Masters of concealment
Once the long-range scouts have reached their destination, they need to construct an observation post. They accordingly choose a location that is well hidden among tree branches atop a mountain and that provides an unobstructed view of the town they are to observe in the framework of the training scenario. To protect themselves against the weather and remain undetected, the soldiers dig down deep into the snow. Then, they set up their tents in the positions they have dug and cover them with camouflage material. The long-range scouts must be able to set up camp practically blindfolded, as the observation posts should be constructed only at night.
Afterwards, they work in shifts – while one person sleeps or at least rests, the other continues to work, preparing food or replacing camouflage material displaced after a stormy night. A small, oblong tent oriented toward town is placed in the forward area. In it, the observer lies prone, observing the adversary and surveilling the terrain forward of the position. Camera equipment is set up to document key information. The data are collated as text and images and transmitted to the tactical operations centre, or TOC.
Returning from the area of operations
Mission accomplished. So how do the long-range scouts get home? “On the one hand, we can do a planned recovery, which means that the long-range scouts are extracted from the area of operations by means of helicopters, boats or land vehicles. Another option is an unplanned recovery, meaning that the teams have to get themselves out. That can well take several days,” Loui explains. What happens if the reconnaissance patrol is detected while on a mission? “If we’re detected, we abort. That’s a mission failure. The team will then evade back to friendly lines,” he elaborates.
“Being a long-range scout is all about attitude”
Long-range reconnaissance soldiers belong to an operationally and tactically specialised unit of the Army and, as their Arctic training shows, have to be able to cope with extreme levels of strain and stress while on operations. Long-range reconnaissance operations can mean months-long absences far from home and family. There is no space for personal items in a soldier’s pack. Additionally, the enemy threat is constant. The fatigue caused by the climate conditions is further exacerbated by an immense psychological pressure.
So why would somebody want to join the long-range reconnaissance forces? When asked, the soldiers in Norway agree: Anybody who chooses this career path feels called, in a way. “Being a long-range scout is all about attitude,” Loui explains. It is something that a person really needs to want. The capacity to endure suffering is a learned skill, not a selection prerequisite. But willpower, says Loui, is essential. The lure of adventure and operating in wilderness areas also play an important role in the world of these specialised forces.
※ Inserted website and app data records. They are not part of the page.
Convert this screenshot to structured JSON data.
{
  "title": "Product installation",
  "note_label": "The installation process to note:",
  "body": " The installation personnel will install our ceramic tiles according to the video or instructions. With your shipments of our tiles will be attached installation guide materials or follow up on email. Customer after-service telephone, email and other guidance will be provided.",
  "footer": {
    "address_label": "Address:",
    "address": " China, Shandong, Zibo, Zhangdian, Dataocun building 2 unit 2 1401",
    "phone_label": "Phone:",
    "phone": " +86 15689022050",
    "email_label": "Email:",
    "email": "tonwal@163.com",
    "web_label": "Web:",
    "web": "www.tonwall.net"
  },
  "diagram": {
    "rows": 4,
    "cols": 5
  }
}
Additionally, long-range scouts are not all the same. Their capability profiles and task ranges are diverse. “Whether as a medic, JTAC, sniper, camera specialist or maybe team leader at some point – there are many different career tracks you can choose,” Loui says, “and the force also needs radio operators.” The Army is always on the lookout for motivated personnel interested in going the extra mile and serving as the eyes of the Army. According to Loui, one thing is essential above all else: strength of character.